Admit to driving a minivan and you’re sure to endure of derision, snide remarks and remarkable rudeness. You have to wonder why.

For these naysayers most likely drive crossover utility vehicles.

They perceive them as being hip, but let’s be honest, a family sled is a family sled is a family sled. And if you need to haul a lot of people or cargo or both, nothing beats a minivan. They deliver remarkable functionality at a reasonable price.

Exhibit A: the 2016 Kia Sedona, which starts at $26,400.

That’s $3,745 less than the basic Honda Pilot.

Both vehicles have front-wheel drive, ample ground clearance for inclement weather, three rows of seats, and a V-6 engine with six-speed automatic transmission that can tow 3,500 pounds.

Nevertheless, the Sedona holds more cargo when all seats are occupied and more with all seats stowed.

There’s a reason for that. The pricier Pilot is 6.9 inches shorter in length than the Sedona, resulting in reduced cargo capacity and shrunken second- and third-row legroom.

The Pilot is, however, 360 pounds lighter, so its additional 4 horsepower should make it a faster vehicle. But the best family bus isn’t the fastest; it’s the one that’s most useful at the lowest cost, and it’s in these categories where the Sedona truly shines.

While not America’s most popular minivan – it ranked fifth of six minivans in 2015 sales – it’s certainly stylish. Credit its makeover last year by Kia’s crack design team, led by former Volkswagen designer Peter Schreyer and chief designer Tom Kearns.

Their team endowed the Sedona with a surprisingly sinister, urbane look anchored by Kia’s distinctive tiger-nose grille. Clearly, this is not your father’s family truckster.

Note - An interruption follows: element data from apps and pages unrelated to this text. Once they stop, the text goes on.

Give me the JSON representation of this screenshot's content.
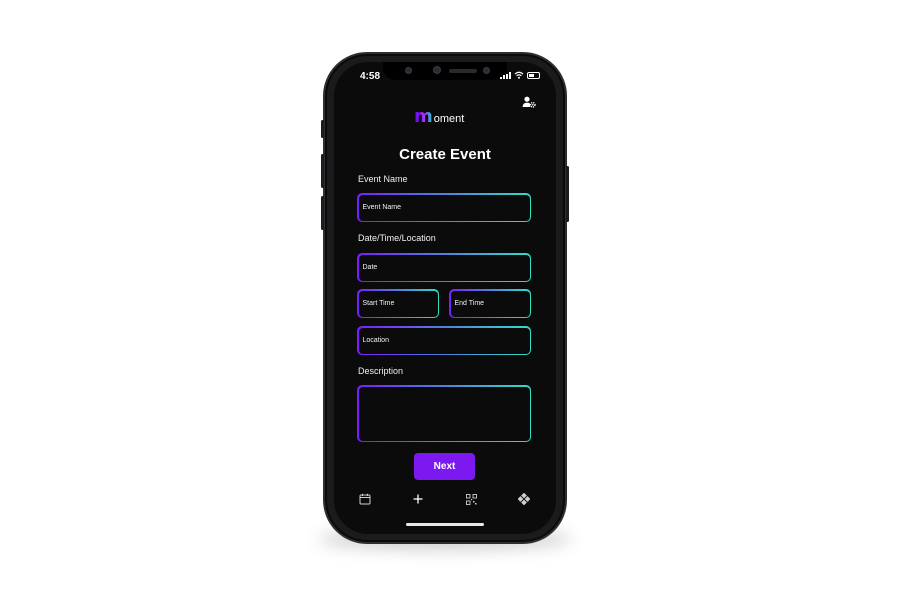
{
  "status_bar": {
    "time": "4:58"
  },
  "header": {
    "logo_letter": "m",
    "logo_rest": "oment",
    "settings_icon": "user-gear-icon"
  },
  "page": {
    "title": "Create Event"
  },
  "form": {
    "event_name_label": "Event Name",
    "event_name_placeholder": "Event Name",
    "datetime_label": "Date/Time/Location",
    "date_placeholder": "Date",
    "start_time_placeholder": "Start Time",
    "end_time_placeholder": "End Time",
    "location_placeholder": "Location",
    "description_label": "Description",
    "description_value": ""
  },
  "actions": {
    "next_label": "Next"
  },
  "tabbar": {
    "items": [
      "calendar-icon",
      "plus-icon",
      "qr-code-icon",
      "grid-icon"
    ]
  },
  "colors": {
    "accent": "#7b19f0",
    "gradient_start": "#7a1dff",
    "gradient_end": "#2fe0c4",
    "screen_bg": "#0b0b0c"
  }
}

The vibe continues inside, especially on the top-of-the-line SXL model, where a two-tone interior, leather seating with contrasting piping, piano black and metallic accents, a wood-trimmed and heated steering wheel, and dual sunroofs give the cabin the feeling of first class accommodations.

The second row bucket seats feature what Kia calls its lounge seating, which allows passengers to recline their seats as if in the living room, although doing so takes two steeps, one for the feet and another for the backrest. It’s sweet, but those taller than 6 feet will find foot room tight should they decide to recline.

The Sedona is offered in five trim levels, which in ascending order are: the L, LX, EX, SX and SXL. Of those, the mid-level EX is the best deal.

This package features such niceties as high performance dampers (for better ride and handling), 18-inch alloy wheels, power sliding doors, wiper de-icer, dual gloveboxes, tri-zone air-conditioning, automatic up-down power windows, a smart key with pushbutton start, and a leather-wrapped steering wheel.

All Sedonas come with a double overhead cam 3.3-liter V-6 engine mated to a six-speed automatic transmission. This combination generates 276 horsepower and 248 pound-feet of torque.

Power is strong under most circumstances, although the van is geared for fuel economy, not fun. You’ll be planting your foot a lot to request more power. The transmission shifts smoothly most of the time, making the cabin a serene, spacious family room.

No one buys a minivan for its handling, although it’s an important factor for keeping your family safe. You might need your vehicle to safely perform a last-minute emergency maneuver, and here’s where the Sedona proved surprising.

Like corporate cousin Hyundai, Kia has been tightening the soft ride preferred by South Korean consumers. So while there’s ample softness to absorb the worst road shocks, the Sedona’s body remains stable, endowing the driver with confidence. Body lean is well-controlled, so this minivan can hustle through corners with surprising agility.

However, the Sedona is a little too long and heavy to make it much fun, even if it can handle a twisting road more deftly than you would suspect.

And that’s what makes this new Kia so endearing. It can handle any chore thrown at it – and do it with a dash of style.

Best of all, it comes with a generous suite of standard safety gear, including electronic stability control, traction control, brake assist, electronic brake force distribution, anti-lock brakes, cornering brake control, hill start assist, and rollover mitigation.

Quibbles? A couple. The second row seats in my tester were welcome but vibrated constantly, not unlike overanxious hamsters.

The infotainment system was easy to use but constantly dropped the Bluetooth audio connection. Finally, the seat padding was thin enough to feel the springs through the leather driver’s seat.

You’ll find the Kia Sedona to be a compelling buy among family haulers, and you won’t see your ride coming and going too often.